Throughout high school, Phillip has been actively involved in the Air Force Junior Reserve Officer Training Corps (AFJROTC) which was offered for the first time at Elkhart Memorial his freshman year. Through AFJROTC he has been a member of two different programs: the drill and color guard teams and the raider team. 

Phillip also has been instrumental in motivating his fellow cadets during our physical training sessions. Phillip was the first cadet at Memorial to receive the Military Order Of World Wars Medal during his first year.”

— Senior Master Sergeant Scott Rutledge

Furthermore, this year, Phillip has the role of the unit logistics manager, he is responsible for the organization and accountability of everything in the AFJROTC unit inventory. 

Upon graduation, Phillip will leave the AFJROTC program with the distinction of a Cadet Senior Master Sergeant. These promotions are earned through testing and performance in the classroom.

“I am so proud of the cadet and person Phillip has become, and I am very glad he decided to stay with and help build this amazing program at Memorial into what it has become and what it will be in the future,” Rutledge said. 

Additionally, Phillip has been involved in Tech Club since the beginning of this school year.

“Tech club is my favorite club because I really like technology,” Phillip said. “I am the event planner.
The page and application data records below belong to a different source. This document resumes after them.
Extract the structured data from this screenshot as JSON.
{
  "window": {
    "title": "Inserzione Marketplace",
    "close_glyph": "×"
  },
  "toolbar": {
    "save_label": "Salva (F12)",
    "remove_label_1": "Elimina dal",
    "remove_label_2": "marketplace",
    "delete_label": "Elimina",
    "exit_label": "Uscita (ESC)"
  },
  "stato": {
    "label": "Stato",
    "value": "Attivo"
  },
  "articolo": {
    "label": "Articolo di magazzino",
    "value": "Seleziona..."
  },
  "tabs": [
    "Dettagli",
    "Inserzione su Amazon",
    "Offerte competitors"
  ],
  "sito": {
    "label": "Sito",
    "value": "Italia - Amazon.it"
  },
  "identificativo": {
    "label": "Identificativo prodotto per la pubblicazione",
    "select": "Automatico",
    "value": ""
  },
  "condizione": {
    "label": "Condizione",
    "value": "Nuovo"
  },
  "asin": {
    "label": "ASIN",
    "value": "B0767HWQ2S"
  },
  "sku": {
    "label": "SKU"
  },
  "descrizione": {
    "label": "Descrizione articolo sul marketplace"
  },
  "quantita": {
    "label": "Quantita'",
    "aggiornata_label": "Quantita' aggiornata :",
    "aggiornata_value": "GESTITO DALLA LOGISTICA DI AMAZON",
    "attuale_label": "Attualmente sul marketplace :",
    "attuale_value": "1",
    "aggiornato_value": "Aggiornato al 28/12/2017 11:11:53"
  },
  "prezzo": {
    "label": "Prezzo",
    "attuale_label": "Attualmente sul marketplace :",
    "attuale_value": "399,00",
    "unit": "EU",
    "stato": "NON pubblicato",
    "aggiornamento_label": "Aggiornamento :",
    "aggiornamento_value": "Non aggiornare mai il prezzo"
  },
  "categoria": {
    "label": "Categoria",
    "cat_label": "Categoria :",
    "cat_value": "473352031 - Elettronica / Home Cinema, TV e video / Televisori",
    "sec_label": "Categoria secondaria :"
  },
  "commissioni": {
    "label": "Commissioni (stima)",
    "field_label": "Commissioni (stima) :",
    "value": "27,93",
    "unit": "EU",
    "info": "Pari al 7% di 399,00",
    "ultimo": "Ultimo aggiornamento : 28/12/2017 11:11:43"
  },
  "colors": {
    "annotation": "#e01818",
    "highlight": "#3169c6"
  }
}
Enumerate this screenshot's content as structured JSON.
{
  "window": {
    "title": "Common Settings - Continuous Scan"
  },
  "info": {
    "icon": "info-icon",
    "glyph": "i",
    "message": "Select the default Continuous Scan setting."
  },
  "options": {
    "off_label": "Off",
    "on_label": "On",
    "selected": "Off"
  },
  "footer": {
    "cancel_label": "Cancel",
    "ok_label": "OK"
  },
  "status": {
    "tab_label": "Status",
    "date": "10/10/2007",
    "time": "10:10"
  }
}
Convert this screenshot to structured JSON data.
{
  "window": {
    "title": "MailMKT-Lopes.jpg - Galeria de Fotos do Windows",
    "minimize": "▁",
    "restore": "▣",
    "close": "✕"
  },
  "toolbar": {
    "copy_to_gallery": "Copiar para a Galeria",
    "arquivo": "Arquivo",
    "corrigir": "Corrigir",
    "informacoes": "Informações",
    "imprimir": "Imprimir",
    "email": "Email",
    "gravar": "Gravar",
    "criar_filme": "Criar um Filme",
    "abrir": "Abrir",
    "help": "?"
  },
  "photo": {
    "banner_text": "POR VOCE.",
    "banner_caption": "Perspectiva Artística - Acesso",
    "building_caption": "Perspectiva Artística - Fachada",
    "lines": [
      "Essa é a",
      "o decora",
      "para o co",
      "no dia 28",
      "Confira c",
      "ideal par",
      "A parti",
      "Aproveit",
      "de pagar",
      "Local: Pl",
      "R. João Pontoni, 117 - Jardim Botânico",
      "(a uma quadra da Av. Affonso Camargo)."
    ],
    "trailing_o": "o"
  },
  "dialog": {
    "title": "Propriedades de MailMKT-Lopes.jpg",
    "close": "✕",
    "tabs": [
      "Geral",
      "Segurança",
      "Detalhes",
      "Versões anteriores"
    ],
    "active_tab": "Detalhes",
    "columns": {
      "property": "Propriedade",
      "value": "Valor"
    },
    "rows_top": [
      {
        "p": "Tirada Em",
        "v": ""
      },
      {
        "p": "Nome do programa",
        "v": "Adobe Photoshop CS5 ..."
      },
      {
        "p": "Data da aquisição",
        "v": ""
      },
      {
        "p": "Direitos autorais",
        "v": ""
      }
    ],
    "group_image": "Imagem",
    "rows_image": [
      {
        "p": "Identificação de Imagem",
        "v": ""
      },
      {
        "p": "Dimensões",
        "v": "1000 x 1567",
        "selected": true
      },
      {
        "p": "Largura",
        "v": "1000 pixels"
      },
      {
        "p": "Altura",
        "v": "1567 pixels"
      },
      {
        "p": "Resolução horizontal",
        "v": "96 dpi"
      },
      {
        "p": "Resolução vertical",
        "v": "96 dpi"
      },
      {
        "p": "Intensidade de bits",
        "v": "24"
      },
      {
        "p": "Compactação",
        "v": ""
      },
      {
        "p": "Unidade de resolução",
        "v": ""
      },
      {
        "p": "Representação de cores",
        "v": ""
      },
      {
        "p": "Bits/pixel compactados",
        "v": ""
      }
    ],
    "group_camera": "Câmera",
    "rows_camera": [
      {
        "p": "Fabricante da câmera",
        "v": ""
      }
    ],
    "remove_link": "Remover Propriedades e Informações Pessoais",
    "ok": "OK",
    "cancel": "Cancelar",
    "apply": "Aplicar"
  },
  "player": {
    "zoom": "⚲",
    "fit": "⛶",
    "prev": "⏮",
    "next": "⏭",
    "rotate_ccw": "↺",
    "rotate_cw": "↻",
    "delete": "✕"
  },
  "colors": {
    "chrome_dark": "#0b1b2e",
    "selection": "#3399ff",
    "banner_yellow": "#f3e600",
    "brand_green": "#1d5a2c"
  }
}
If there is an event, then I see how many people are coming and make sure we have everything in place.”

After graduation, Phillip plans to attend a community college to pursue his passion in technology by earning tech certificates that will be valuable in his future career. 

“I pushed through it and I persevered and knew that I was worth something to myself, and no matter what, I am going to be worth something,” Phillip said.

This story was originally published on GENESIS on May 16, 2020.